Fairy tales are constantly being reinterpreted on the big screen and costumes are an important part of conveying that other worldliness. That's why I'll watch the movies even though I've heard the story a million times before. With Mirror Mirror I think the creators were trying to update the fairy tale with a few jokes and modern language. As much as I love Julia Roberts and Lily Collins, the jokes didn't quit work for me. The costumes on the other hand were pure perfection. The sheer size of some of the dresses, the colours, the craftsmanship, I'm in awe! Too bad Eiko Ishioka , the film's costume designer didn't get an Oscar for her excellent work, she definitely earned it in my book.I think I'll watch more films that the late designer worked on and explore this tumblr dedicated to her work.
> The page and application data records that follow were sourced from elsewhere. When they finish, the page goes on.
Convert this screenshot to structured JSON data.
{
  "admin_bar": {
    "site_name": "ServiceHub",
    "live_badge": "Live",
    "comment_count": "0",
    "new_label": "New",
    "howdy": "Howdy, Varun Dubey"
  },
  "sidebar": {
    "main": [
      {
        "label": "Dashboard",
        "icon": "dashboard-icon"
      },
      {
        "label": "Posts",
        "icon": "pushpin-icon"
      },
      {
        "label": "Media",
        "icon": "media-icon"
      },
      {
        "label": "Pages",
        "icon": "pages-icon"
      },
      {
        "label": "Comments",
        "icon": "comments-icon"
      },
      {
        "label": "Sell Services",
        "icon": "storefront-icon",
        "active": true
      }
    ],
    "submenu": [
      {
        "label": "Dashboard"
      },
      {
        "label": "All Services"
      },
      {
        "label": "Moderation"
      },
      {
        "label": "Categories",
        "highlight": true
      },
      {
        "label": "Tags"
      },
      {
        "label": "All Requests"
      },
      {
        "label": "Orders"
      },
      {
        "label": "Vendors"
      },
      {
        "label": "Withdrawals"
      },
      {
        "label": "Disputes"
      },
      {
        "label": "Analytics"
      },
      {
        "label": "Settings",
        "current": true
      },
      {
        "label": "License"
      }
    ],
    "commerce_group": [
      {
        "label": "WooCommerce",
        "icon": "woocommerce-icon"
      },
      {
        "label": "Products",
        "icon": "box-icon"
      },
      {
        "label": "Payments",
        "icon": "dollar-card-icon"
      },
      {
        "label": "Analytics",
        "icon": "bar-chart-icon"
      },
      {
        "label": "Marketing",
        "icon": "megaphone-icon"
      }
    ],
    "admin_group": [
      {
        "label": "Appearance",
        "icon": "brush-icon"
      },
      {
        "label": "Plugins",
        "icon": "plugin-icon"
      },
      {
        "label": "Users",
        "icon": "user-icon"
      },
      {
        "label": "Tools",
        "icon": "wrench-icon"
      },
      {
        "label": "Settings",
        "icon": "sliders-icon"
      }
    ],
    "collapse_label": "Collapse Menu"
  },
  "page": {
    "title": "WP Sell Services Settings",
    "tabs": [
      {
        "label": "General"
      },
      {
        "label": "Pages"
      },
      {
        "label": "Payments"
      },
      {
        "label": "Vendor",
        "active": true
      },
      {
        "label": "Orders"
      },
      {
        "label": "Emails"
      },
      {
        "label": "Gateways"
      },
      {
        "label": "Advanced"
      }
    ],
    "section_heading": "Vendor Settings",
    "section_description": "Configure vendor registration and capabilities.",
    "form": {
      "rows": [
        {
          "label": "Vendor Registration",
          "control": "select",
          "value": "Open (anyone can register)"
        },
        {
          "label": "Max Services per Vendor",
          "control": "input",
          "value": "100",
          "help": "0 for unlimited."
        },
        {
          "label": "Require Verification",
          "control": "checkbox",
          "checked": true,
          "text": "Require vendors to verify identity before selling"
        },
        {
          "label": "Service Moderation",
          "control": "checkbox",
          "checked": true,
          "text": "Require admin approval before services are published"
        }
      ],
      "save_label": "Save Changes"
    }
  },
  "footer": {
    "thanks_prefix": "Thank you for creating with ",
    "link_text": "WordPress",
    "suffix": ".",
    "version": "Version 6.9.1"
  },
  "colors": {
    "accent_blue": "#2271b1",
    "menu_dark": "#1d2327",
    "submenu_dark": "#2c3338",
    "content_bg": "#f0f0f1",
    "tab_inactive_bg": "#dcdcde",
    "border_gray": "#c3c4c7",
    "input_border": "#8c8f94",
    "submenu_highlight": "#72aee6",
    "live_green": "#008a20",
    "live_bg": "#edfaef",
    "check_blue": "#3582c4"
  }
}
After watching Show White and the Huntsman for probably the 4th time ( Charlize Theron is awesome in that movie) I've become a fan of Colleen Atwood, the film's costume designer. I'm now getting familiar with her work and last week I watched Alice in Wonderland again after I found out she had designed the costumes. I hadn't seen it since the exciting 3D experience in Turku a couple of years ago. I do remember being impressed by the costumes and set decoration (not to forget the Cheshire cat in 3D) when I originally saw it and I still feel the same way today. Even though a lot in the movie is CGI, the craftsmanship on the costumes still stands out and for me costumes are an essential part of immersing myself into the world the story takes place in. I'm really looking forward to Atwoods's next film to hit the cinemas, Into the Woods. Besides the costumes and the singing, Merly Streep is in it! I can't wait!
I love movies and tv-series with elaborate costumes. From those BBC adaptations of classic novels to the latest fantasy blockbuster, I'll watch them all. It's not unusual for me to choose to see a movie at the cinema just because of the costume design. I'm now seriously thinking about how to get into that industry. If anybody has any tips let me know! Snow White and the Huntsman is one movie with great costumes, especially Charlize Theron's character. As much as I keep rooting for Kristen Stewart's character, Theron's costumes are one of the reasons I've now seen this movie like 3 times. So Colleen Atwood did one hell of a job! I read somewhere that she's been nominated for an Oscar 9 times. I think I have to watch some of the other movies she's worked on.